The presented work offers a starting point for further research in the direction of extended performance measurementof storage and conveying systems. Identifying the characteristics of automated high-bay warehouses, automated small-parts warehouses and various combinations of machine, storage and picking systems enables a better understanding of internal logistics systems and their complexity. The authors propose a model extending the site acceptance tests according to the valid set of standards. Some limitations in the calculation of performanceand availability parameters have to be addressed in future research work. Overcoming restrictions caused by the simplification of structures and processes of internal logistics systems for calculation purposes and the generation of data are topics for further research.

7 Conclusions

This chapter proposes a conceptual model for automated performance measurementof internal logistics systems. Based on an intensive literature review, semi-structured expert interviews were conducted to develop this concept, in which the possibility of monitoring the plant condition over its life cycle using selected key figures was discussed and the input for the concept sought was generated.

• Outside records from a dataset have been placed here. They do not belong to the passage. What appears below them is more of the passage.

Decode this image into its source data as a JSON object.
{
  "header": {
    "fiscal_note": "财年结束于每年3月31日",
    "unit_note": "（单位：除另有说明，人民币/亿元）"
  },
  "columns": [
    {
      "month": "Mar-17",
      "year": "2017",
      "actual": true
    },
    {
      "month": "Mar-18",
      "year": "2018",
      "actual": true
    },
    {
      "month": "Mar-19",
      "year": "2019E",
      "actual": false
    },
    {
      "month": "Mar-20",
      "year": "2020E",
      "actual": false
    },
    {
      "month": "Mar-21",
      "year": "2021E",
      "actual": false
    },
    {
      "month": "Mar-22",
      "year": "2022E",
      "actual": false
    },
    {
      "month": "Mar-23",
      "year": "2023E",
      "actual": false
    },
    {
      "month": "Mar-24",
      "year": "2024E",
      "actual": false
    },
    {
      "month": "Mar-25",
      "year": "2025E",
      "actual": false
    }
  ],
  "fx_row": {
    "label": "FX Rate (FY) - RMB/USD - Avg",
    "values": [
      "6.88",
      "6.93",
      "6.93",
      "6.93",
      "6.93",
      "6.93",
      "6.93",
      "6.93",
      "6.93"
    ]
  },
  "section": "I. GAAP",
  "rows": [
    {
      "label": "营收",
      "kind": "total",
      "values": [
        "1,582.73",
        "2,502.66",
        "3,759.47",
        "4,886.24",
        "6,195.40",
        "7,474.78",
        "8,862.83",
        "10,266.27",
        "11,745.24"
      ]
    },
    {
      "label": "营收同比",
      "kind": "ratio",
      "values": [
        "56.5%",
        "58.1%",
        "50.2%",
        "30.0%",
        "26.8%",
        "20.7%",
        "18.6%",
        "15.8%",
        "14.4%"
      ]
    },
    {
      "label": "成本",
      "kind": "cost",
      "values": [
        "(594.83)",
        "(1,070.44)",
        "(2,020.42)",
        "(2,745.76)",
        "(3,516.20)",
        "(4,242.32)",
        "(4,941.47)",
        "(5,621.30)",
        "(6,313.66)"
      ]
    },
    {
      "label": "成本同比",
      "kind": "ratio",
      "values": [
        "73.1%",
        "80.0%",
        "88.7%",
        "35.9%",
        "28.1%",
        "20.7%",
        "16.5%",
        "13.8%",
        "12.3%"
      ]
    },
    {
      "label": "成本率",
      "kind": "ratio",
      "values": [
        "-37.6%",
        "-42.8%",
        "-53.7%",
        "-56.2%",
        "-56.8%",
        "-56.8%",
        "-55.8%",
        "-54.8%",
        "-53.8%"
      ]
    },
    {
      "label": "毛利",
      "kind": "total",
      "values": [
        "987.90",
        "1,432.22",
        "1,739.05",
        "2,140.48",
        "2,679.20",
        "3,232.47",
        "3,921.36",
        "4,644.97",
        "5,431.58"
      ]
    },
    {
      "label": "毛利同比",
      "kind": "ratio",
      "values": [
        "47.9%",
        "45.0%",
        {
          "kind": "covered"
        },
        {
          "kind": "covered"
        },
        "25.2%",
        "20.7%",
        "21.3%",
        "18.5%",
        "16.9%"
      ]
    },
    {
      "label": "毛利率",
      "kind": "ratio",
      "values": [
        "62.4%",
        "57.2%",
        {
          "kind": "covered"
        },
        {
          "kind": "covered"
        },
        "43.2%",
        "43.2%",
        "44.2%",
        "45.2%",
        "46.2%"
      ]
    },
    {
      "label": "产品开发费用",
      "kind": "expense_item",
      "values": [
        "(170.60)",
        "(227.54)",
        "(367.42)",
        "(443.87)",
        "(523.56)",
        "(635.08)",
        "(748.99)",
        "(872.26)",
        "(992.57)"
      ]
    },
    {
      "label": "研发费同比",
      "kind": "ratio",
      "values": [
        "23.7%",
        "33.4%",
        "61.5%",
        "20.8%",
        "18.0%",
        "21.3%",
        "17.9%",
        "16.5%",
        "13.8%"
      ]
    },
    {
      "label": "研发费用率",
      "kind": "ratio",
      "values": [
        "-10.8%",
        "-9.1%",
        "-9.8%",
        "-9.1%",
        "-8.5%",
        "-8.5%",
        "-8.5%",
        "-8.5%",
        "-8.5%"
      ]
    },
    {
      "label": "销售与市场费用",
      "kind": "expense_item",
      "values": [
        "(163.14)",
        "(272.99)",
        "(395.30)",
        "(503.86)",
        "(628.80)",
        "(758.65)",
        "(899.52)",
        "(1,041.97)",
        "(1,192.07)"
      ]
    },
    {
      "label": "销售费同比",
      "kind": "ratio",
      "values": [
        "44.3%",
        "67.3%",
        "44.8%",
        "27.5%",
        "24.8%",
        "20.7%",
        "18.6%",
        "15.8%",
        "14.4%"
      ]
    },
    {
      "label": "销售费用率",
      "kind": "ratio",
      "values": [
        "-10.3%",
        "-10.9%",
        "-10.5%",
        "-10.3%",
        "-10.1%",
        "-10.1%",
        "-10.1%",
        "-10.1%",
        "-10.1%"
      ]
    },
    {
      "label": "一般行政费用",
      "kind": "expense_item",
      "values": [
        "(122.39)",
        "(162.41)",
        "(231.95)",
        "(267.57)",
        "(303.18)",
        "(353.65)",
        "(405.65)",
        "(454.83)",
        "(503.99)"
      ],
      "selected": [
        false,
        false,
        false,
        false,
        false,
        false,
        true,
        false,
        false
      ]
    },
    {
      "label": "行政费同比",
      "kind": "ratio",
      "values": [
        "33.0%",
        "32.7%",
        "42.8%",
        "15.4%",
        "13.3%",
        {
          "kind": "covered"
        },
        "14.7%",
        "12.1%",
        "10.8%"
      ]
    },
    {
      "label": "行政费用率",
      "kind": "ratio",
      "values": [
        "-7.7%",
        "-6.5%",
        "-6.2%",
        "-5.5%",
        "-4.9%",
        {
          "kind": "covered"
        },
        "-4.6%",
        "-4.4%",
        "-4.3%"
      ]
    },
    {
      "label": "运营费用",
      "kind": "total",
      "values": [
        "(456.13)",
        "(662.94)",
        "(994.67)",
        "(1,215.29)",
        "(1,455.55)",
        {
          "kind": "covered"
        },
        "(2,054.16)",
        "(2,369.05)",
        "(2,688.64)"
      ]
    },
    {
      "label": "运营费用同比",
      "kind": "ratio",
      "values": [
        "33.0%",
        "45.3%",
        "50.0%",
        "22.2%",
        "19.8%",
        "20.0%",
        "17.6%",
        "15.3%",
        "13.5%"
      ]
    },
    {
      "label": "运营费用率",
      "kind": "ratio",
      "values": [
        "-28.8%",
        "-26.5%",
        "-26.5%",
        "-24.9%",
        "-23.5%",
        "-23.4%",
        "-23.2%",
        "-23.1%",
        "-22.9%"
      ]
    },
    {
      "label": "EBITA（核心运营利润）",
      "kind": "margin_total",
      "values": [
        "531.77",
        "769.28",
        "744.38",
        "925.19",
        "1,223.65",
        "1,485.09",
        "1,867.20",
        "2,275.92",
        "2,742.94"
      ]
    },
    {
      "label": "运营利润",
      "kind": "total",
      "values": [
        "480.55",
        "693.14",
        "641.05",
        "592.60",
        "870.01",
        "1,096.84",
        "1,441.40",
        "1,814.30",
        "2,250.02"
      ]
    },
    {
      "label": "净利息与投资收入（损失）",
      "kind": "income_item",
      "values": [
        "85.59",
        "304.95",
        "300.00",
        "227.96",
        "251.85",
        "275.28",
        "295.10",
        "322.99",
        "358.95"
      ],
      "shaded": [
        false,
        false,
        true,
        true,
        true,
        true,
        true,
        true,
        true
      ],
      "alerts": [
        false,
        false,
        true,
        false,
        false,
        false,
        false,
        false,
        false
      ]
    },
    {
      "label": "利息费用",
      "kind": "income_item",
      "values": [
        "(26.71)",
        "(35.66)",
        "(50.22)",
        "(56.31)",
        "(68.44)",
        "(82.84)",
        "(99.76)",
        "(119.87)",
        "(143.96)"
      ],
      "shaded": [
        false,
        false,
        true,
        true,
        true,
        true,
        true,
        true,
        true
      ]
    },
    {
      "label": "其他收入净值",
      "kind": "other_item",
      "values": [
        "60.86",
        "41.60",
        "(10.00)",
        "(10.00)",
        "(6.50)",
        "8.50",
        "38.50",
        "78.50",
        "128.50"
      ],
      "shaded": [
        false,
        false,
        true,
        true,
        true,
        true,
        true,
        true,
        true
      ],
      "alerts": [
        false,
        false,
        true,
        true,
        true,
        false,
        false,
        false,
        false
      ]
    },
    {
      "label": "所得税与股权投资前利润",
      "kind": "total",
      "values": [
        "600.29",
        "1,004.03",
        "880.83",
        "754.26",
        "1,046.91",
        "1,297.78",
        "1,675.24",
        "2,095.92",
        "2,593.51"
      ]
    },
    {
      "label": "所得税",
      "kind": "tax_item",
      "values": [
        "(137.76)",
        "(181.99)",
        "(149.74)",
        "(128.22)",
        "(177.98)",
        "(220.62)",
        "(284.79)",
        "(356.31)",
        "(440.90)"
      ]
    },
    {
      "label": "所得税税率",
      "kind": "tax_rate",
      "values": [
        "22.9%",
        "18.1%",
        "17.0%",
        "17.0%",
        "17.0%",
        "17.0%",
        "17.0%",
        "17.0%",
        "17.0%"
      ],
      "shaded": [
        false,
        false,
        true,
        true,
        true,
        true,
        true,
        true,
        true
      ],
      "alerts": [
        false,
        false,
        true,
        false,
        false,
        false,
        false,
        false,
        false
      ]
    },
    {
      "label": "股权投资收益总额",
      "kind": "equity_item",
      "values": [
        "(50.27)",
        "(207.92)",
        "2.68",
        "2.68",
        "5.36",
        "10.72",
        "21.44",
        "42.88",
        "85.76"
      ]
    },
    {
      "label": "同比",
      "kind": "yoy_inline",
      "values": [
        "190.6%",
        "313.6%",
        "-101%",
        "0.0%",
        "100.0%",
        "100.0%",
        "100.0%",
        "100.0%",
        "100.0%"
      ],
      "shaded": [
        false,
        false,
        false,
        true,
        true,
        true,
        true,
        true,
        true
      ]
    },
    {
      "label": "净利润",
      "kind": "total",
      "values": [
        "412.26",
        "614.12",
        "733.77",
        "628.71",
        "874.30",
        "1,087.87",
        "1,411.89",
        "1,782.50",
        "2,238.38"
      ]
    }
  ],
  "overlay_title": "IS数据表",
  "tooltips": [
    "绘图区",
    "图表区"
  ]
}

The model obtained provides based on meaningful key figures information about the condition of the plant and enables early detection of performanceand availability losses. This allows preventive maintenance measures to be introduced, taking specific and resource-saving measures, and avoiding long downtimes.

Integrating the model into the existing software automates the collection of KPIs and hence reduces the manual effort and personnel resources required for the preparation and execution of the tests. The software integration also contributes to the standardization of the process for availabilityand performance assessment. A natural next step to produce industrially relevant solutions would be the formulation of a methodology to integrate the conceptual model in a software solution and to evaluate the model application in industrial environments under full load conditions. The automated data acquisition, management of data complexity and technology capabilities in this context offer a broad field for further research work.